**** Data extracts
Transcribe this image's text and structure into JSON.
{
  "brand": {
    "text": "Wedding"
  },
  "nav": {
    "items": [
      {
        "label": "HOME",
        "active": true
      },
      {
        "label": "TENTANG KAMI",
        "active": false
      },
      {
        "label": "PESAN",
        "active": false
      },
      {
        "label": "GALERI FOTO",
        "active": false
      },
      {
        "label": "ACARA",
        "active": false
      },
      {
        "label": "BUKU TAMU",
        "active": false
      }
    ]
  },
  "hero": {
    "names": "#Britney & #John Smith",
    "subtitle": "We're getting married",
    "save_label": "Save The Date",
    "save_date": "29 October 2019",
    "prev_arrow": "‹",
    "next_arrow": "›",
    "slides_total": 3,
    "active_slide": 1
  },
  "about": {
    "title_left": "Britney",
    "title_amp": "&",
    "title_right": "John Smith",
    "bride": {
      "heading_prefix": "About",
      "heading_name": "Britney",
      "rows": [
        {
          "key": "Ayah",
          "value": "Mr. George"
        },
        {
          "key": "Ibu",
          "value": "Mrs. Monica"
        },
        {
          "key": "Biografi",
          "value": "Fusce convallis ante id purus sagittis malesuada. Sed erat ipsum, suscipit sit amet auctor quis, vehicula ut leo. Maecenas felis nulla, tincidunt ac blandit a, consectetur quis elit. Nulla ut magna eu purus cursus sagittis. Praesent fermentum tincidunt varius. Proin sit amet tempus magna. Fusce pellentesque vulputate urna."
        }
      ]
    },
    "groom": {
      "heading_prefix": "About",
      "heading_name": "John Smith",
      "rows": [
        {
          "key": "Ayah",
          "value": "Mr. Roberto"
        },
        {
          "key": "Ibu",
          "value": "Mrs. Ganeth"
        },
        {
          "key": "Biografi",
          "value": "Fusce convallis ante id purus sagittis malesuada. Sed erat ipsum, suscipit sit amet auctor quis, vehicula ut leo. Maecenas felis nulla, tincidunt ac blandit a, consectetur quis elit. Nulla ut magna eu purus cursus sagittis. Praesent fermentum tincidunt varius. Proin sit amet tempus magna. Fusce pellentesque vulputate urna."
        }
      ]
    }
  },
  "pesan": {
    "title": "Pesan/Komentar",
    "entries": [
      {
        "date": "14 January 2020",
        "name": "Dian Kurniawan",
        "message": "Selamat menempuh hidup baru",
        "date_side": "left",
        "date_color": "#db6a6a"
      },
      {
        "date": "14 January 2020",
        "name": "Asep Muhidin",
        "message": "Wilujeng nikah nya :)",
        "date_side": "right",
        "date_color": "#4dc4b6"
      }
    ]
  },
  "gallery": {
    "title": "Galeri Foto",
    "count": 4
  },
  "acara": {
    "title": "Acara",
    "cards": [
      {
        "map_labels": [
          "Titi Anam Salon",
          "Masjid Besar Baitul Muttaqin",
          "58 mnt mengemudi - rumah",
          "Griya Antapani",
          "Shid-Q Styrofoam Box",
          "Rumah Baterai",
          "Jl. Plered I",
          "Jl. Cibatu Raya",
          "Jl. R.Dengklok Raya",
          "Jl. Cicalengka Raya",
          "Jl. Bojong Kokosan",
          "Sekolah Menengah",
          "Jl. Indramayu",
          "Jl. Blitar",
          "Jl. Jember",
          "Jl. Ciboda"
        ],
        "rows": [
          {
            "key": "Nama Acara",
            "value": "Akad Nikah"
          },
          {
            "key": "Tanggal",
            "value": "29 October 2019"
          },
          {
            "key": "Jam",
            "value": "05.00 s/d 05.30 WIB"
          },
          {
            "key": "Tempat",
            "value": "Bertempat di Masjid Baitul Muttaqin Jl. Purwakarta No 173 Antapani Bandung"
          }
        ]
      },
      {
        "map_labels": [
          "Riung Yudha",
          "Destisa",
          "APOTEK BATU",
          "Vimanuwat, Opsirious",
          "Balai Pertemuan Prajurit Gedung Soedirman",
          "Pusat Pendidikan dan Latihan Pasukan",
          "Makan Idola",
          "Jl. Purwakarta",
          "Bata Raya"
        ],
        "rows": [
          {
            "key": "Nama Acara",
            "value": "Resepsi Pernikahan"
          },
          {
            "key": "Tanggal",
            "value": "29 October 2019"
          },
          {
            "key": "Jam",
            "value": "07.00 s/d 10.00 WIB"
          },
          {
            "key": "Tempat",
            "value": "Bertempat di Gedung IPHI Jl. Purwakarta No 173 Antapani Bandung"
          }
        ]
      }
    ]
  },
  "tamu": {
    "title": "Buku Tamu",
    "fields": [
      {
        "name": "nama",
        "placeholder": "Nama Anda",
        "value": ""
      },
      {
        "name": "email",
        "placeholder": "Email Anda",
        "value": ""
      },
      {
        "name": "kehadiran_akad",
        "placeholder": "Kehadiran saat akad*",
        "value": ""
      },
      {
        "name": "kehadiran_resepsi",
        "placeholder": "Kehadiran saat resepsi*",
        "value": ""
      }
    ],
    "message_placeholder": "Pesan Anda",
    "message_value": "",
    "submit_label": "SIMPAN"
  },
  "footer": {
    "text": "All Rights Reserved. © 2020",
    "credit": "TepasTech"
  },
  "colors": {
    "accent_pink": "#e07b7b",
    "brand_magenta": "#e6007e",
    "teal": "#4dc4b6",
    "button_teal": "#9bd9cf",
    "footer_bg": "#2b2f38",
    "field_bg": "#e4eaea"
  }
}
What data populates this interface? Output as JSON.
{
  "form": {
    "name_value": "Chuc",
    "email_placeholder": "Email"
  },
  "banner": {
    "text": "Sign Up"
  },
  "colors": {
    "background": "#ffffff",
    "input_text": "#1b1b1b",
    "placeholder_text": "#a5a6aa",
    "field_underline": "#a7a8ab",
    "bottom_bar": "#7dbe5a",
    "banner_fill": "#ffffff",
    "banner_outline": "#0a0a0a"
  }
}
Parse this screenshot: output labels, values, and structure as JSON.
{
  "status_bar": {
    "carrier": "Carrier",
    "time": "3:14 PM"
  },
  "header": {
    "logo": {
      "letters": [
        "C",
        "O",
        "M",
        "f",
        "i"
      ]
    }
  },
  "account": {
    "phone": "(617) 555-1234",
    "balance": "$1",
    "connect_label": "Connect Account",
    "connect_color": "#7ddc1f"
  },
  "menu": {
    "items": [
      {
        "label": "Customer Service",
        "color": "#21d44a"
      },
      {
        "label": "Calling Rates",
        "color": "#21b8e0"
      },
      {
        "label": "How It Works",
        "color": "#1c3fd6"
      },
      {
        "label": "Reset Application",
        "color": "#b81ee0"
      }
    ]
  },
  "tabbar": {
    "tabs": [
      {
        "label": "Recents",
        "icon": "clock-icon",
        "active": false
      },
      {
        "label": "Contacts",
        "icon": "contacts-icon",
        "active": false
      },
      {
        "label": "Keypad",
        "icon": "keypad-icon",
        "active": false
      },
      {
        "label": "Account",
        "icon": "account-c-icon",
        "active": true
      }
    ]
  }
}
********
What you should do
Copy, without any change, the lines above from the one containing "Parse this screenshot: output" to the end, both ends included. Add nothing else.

Response area
Parse this screenshot: output labels, values, and structure as JSON.
{
  "status_bar": {
    "carrier": "Carrier",
    "time": "3:14 PM"
  },
  "header": {
    "logo": {
      "letters": [
        "C",
        "O",
        "M",
        "f",
        "i"
      ]
    }
  },
  "account": {
    "phone": "(617) 555-1234",
    "balance": "$1",
    "connect_label": "Connect Account",
    "connect_color": "#7ddc1f"
  },
  "menu": {
    "items": [
      {
        "label": "Customer Service",
        "color": "#21d44a"
      },
      {
        "label": "Calling Rates",
        "color": "#21b8e0"
      },
      {
        "label": "How It Works",
        "color": "#1c3fd6"
      },
      {
        "label": "Reset Application",
        "color": "#b81ee0"
      }
    ]
  },
  "tabbar": {
    "tabs": [
      {
        "label": "Recents",
        "icon": "clock-icon",
        "active": false
      },
      {
        "label": "Contacts",
        "icon": "contacts-icon",
        "active": false
      },
      {
        "label": "Keypad",
        "icon": "keypad-icon",
        "active": false
      },
      {
        "label": "Account",
        "icon": "account-c-icon",
        "active": true
      }
    ]
  }
}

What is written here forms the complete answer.